Tom is very proactive in addressing any potential concerns related to water quality and soil erosion; his farming practices protect lakes, streams, and groundwater. Along with Tom's stewardship of protecting water and soil resources, he's involved in improving the energy efficiency of his farm. As a result, Tom has participated in the NRCS 'EQIP' program for an energy audit, as well as for other conservation practices, such as a managed grazing system and irrigation conversion. Tom has also done tree plantings through the EQIP and CRP programs.
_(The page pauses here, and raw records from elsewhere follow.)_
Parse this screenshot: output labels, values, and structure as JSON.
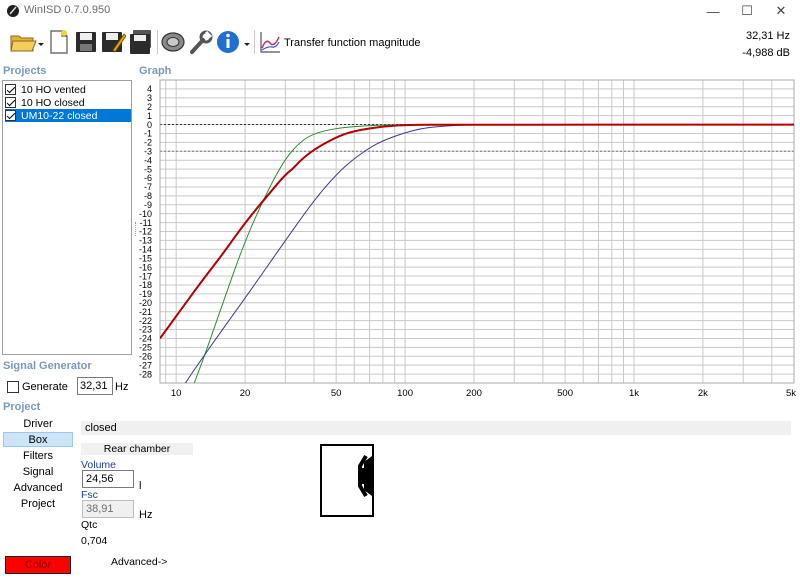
{
  "window": {
    "title": "WinISD 0.7.0.950",
    "minimize_glyph": "—",
    "maximize_glyph": "☐",
    "close_glyph": "✕"
  },
  "toolbar": {
    "icons": [
      "folder-open-icon",
      "new-document-icon",
      "save-icon",
      "save-as-icon",
      "save-all-icon",
      "driver-icon",
      "wrench-icon",
      "info-icon",
      "graph-icon"
    ],
    "graph_type_label": "Transfer function magnitude",
    "readout_freq": "32,31 Hz",
    "readout_level": "-4,988 dB"
  },
  "projects": {
    "label": "Projects",
    "items": [
      {
        "label": "10 HO vented",
        "checked": true,
        "selected": false
      },
      {
        "label": "10 HO closed",
        "checked": true,
        "selected": false
      },
      {
        "label": "UM10-22 closed",
        "checked": true,
        "selected": true
      }
    ]
  },
  "graph": {
    "label": "Graph"
  },
  "chart_data": {
    "type": "line",
    "title": "",
    "xlabel": "",
    "ylabel": "",
    "x_scale": "log",
    "xlim": [
      8.5,
      5000
    ],
    "ylim": [
      -29,
      5
    ],
    "x_tick_labels": [
      "10",
      "20",
      "50",
      "100",
      "200",
      "500",
      "1k",
      "2k",
      "5k"
    ],
    "x_tick_values": [
      10,
      20,
      50,
      100,
      200,
      500,
      1000,
      2000,
      5000
    ],
    "y_tick_values": [
      4,
      3,
      2,
      1,
      0,
      -1,
      -2,
      -3,
      -4,
      -5,
      -6,
      -7,
      -8,
      -9,
      -10,
      -11,
      -12,
      -13,
      -14,
      -15,
      -16,
      -17,
      -18,
      -19,
      -20,
      -21,
      -22,
      -23,
      -24,
      -25,
      -26,
      -27,
      -28
    ],
    "reference_lines": [
      0,
      -3
    ],
    "grid": true,
    "series": [
      {
        "color": "#2e8b2e",
        "width": 1,
        "points": [
          [
            12,
            -29
          ],
          [
            13.5,
            -25.5
          ],
          [
            16,
            -20
          ],
          [
            20,
            -13
          ],
          [
            25,
            -7.5
          ],
          [
            30,
            -3.8
          ],
          [
            35,
            -1.9
          ],
          [
            40,
            -1
          ],
          [
            50,
            -0.4
          ],
          [
            70,
            -0.1
          ],
          [
            100,
            0
          ],
          [
            200,
            0
          ]
        ]
      },
      {
        "color": "#3a3a8a",
        "width": 1,
        "points": [
          [
            9,
            -33
          ],
          [
            10,
            -30.5
          ],
          [
            14,
            -25
          ],
          [
            20,
            -19.5
          ],
          [
            30,
            -13
          ],
          [
            40,
            -8.5
          ],
          [
            50,
            -5.6
          ],
          [
            60,
            -3.8
          ],
          [
            70,
            -2.6
          ],
          [
            80,
            -1.8
          ],
          [
            100,
            -0.9
          ],
          [
            120,
            -0.4
          ],
          [
            150,
            -0.15
          ],
          [
            200,
            0
          ]
        ]
      },
      {
        "color": "#b00000",
        "width": 2,
        "points": [
          [
            8.5,
            -24
          ],
          [
            10,
            -21.5
          ],
          [
            13,
            -17.5
          ],
          [
            16,
            -14.5
          ],
          [
            20,
            -11
          ],
          [
            25,
            -8
          ],
          [
            30,
            -5.6
          ],
          [
            32.31,
            -4.988
          ],
          [
            35,
            -4
          ],
          [
            40,
            -2.8
          ],
          [
            50,
            -1.4
          ],
          [
            60,
            -0.7
          ],
          [
            80,
            -0.2
          ],
          [
            100,
            -0.05
          ],
          [
            150,
            0
          ],
          [
            5000,
            0
          ]
        ]
      }
    ]
  },
  "signal_generator": {
    "label": "Signal Generator",
    "generate_label": "Generate",
    "frequency_value": "32,31",
    "unit": "Hz"
  },
  "project_section": {
    "label": "Project",
    "nav": [
      "Driver",
      "Box",
      "Filters",
      "Signal",
      "Advanced",
      "Project"
    ],
    "active_nav": "Box",
    "color_button_label": "Color",
    "color_button_color": "#ff0000"
  },
  "box_panel": {
    "project_name": "closed",
    "rear_chamber_label": "Rear chamber",
    "volume_label": "Volume",
    "volume_value": "24,56",
    "volume_unit": "l",
    "fsc_label": "Fsc",
    "fsc_value": "38,91",
    "fsc_unit": "Hz",
    "qtc_label": "Qtc",
    "qtc_value": "0,704",
    "advanced_label": "Advanced->"
  }
}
Very involved in conservation efforts for many years on both the local and State levels, Tom Schulz serves as a Supervisor on the Wadena Soil & Water Conservation District (SWCD) Board, and he continues to serve on the Minnesota Board of Water & Soil Resources (BWSR). Tom, as well as all others whose farming operations have achieved the status of 'Water Quality Certified', can take pride in their efforts to protect Minnesota's natural resources. As Tom says, "Conservation is a proud tradition on our century farm. I'm pleased that as a conservationist, our farm is meeting the highest standards for water quality and for the wise use of our soil and water resources."

Chuck Horsager's farm is also in central Wadena County near Sebeka. Chuck's farm is in continual hay production and also has 5 acres of tree planting. Since the farm is in perennial vegetation, the water and/or wind erosion rates are extremely low. Water runoff and delivery of any soil or nutrients to streams or lakes is negligible, and the landuse of Chuck's farm also prevents the leaching of nutrients into ground water resources. With this farm in either hay or timber, this vegetation serves as a filter or buffer, protecting any nearby streams or ponds.

Along with the hay production on his farm, Chuck has recently entered into a new venture on his family farm — honey production. In the last few years, his interest in bees and producing honey has grown - he now has 12 colonies of honey bees.

Chuck Horsager is also very involved in public service. He serves as a Wadena County Commissioner, and with that duty he serves as that Board's liaison to the Wadena Soil & Water Conservation District, the Wadena Planning & Zoning Board, and the Wadena County U of M Extension Committee.

Speaking of Minnesota's Ag Water Quality Certification Program (MAWQCP), Chuck says, "I am very supportive of this Water Quality Certification Program and of efforts to protect our natural resources and water quality. I encourage all farm operators and owners to look into this Water Quality Program, to take steps to protect water quality, and to be good stewards of our natural resources."

Farm operators and owners throughout Minnesota are eligible to be involved in the Minnesota Ag Water Quality Certification Program. "This program is an excellent way for farmers to tell the story of the good things they are doing to protect water quality, as well as explore use of new conservation practices," said Jim Lahn, the program's Area Certification Specialist, who works with the program in 11 counties in north central Minnesota. Producers interested in learning more can contact their local Soil & Water Conservation District office or Jim Lahn at the Perham Conservation Office (218) 346-4260 Ext. 122.